Except in NO PLACE in the copy did it mention that Alice, the amnesiac who's lost ten years, has a sister who suffers recurrent miscarriages and has done 8 rounds of IVF over the past 8 years, without a take-home baby. Her sister's grief and the transformation that probably took place gradually but Alice is seeing in one fell swoop thanks to her amnesia that has her inexplicably sadder, chubbier, and more bitter is slowly revealed. I don't think this is a spoiler, because if you have suffered infertility you will IMMEDIATELY know what's up with Elizabeth. IMMEDIATELY. And if you have suffered infertility, Elizabeth's situation will make you cry. I won't tell you how it all ends, but I will tell you that struggling with the options of continuing treatment, choosing to live child-free, or choosing to attempt parenting through adoption is on the table in this book. It is handled fairly sensitively and I must say that Liane Moriarty just has to have suffered infertility herself or has a very close friend who has. Because she is dead on. I can't share quotes because of spoilers, but she does beautifully with:

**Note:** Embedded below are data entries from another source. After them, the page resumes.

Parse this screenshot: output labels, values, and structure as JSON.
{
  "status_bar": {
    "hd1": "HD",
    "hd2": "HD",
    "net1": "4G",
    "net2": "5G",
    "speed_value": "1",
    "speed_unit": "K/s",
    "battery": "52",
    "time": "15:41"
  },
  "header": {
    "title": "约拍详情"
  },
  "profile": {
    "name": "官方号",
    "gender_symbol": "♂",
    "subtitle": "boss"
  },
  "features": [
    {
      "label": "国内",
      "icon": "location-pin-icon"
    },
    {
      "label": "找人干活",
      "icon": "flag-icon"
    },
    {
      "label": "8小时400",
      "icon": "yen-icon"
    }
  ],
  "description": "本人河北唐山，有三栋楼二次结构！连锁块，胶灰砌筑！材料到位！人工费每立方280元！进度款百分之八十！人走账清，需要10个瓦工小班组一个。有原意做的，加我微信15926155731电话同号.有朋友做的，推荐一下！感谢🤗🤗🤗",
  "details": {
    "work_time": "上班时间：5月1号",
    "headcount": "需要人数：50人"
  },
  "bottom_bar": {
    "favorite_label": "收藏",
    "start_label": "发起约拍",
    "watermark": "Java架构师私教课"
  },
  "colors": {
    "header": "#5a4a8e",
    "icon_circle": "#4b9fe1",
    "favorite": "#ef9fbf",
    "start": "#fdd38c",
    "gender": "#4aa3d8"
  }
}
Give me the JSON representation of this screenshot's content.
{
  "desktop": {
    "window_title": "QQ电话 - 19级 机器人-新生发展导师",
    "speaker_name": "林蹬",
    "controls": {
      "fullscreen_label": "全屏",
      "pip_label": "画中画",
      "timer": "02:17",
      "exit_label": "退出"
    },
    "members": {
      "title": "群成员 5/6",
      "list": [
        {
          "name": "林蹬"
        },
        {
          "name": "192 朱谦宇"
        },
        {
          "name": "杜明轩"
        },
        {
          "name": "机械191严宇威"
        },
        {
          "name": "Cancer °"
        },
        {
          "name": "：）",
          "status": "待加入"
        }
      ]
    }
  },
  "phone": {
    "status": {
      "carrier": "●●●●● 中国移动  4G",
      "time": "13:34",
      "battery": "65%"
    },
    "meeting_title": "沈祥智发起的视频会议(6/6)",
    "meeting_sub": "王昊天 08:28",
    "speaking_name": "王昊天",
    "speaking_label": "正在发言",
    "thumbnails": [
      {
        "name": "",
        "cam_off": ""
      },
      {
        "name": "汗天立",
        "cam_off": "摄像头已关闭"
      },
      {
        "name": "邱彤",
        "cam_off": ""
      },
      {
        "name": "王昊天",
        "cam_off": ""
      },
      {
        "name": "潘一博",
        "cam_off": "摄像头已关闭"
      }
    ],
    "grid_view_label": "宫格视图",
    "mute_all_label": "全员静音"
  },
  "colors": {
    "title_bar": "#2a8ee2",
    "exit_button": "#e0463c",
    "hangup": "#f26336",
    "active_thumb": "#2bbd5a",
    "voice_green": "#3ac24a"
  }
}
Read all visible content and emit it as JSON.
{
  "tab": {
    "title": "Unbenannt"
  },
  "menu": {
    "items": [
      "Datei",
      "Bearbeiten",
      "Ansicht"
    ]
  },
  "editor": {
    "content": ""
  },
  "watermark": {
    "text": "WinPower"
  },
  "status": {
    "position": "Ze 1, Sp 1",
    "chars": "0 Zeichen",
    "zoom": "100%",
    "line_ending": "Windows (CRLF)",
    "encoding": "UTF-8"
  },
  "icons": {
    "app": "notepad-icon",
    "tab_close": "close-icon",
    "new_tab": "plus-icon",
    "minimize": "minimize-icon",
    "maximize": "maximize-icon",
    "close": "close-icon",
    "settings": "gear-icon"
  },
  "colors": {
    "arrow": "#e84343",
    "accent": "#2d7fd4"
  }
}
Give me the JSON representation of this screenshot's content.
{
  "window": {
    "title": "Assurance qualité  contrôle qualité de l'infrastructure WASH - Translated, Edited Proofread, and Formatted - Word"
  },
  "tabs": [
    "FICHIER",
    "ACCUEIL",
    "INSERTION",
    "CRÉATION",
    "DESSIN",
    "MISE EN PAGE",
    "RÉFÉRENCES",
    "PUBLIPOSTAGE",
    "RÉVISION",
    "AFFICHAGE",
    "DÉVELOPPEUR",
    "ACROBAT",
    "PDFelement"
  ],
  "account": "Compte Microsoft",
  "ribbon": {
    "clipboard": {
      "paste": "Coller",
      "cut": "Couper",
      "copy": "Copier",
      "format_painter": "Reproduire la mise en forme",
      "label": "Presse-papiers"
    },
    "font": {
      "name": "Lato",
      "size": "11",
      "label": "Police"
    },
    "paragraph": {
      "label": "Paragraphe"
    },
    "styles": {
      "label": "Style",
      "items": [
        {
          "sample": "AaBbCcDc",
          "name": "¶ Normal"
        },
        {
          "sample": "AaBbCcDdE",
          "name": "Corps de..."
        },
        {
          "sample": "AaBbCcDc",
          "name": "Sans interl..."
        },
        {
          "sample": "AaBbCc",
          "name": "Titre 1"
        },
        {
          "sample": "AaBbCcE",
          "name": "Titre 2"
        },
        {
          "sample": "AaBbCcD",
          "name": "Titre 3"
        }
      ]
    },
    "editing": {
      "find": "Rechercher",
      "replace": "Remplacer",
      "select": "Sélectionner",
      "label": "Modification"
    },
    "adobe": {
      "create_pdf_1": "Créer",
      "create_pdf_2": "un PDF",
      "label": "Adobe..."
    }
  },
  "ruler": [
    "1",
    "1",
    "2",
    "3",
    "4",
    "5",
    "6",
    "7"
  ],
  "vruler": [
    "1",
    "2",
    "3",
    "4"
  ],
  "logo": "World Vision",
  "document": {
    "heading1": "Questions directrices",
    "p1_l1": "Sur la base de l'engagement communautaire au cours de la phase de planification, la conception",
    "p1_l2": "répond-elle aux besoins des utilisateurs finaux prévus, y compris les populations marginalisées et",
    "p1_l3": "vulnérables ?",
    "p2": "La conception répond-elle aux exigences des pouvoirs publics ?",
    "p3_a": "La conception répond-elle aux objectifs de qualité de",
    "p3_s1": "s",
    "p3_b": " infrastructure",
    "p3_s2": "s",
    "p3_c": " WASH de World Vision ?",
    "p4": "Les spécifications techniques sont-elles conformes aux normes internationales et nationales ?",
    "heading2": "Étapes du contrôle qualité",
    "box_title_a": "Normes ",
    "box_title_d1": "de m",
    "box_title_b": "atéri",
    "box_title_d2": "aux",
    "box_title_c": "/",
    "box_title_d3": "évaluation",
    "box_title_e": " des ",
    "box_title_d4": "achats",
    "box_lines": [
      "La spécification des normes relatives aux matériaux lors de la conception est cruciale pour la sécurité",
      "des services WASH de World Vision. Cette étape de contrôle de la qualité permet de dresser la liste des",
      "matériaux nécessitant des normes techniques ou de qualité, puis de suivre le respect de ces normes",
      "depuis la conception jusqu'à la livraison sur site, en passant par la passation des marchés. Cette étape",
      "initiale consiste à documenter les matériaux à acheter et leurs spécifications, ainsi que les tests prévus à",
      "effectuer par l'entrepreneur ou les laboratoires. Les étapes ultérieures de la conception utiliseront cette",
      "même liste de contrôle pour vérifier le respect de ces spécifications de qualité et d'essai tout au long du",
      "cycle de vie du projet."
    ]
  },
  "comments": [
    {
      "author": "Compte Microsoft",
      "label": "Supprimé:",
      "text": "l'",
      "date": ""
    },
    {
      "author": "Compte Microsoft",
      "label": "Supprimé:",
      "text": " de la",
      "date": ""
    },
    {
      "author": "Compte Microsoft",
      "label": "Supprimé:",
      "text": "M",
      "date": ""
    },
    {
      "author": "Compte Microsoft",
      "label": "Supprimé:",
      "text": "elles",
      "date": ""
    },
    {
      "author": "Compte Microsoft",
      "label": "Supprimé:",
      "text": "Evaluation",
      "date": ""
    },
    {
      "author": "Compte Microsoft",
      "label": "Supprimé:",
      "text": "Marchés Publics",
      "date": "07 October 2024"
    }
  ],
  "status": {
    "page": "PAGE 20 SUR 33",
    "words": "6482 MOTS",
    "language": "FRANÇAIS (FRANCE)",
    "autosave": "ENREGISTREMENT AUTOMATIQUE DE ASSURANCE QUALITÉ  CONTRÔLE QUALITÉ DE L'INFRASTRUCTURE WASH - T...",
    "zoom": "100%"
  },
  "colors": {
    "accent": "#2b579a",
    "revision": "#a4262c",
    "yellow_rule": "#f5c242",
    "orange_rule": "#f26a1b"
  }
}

- Feeling sadness at mourning children that never were but you feel their loss tremendously
- Feeling paralyzed by the silence of your home (HOLY HELL, Liane Moriarty, you were IN MY HEAD on that one)
- Feeling completely hopeless and needing to just sit somewhere in a state of numbness for a while
- Feeling ingracious about your bitterness over a success story's exuberant gushing that her kids were from IVF and that there is hope, which at times can feel worse because you know you should be happy at the hopefulness of someone else's success but really you just want to scream, "HOW NICE THAT YOU ARE SUCCESSFUL! THAT IN NO WAY PREDICTS MY OWN SUCCESS! You don't know how I feel ANYMORE!"
- Feeling insanely angry at other people's meddling, even if it is well-intended
- Enjoying the bitterness of fellow infertile friends who "get it" and don't encourage you to be positive all the time, because sometimes you just want to wallow in the negativity and/or be super bitchy about the Fertiles
- Not being able to trust a positive pee stick, or hopeful twinges, whatsoever
The list goes on and on and on and on. It was fantastic. BUT, it needed a freaking trigger warning, because this is one book that if I was in a different place, a struggling-through-IVF place, I would be throwing against the freaking wall. And as it was, I sobbed quietly through the resolution of Elizabeth's struggles. It was a little too real not to.
There you have it. Three books IN A ROW that had unadvertised infertility plotlines. I survived them, and actually appreciated the sensitivity involved with all of them, which is rare (but maybe is becoming more prevalent?). They didn't ruin my escape 100%, but I feel I have done a public service by letting you know what lurks within these excellent books, waiting to sneak attack the next unsuspecting infertile to open their pages.
And now, off to decide whether or not I should become an evil queen.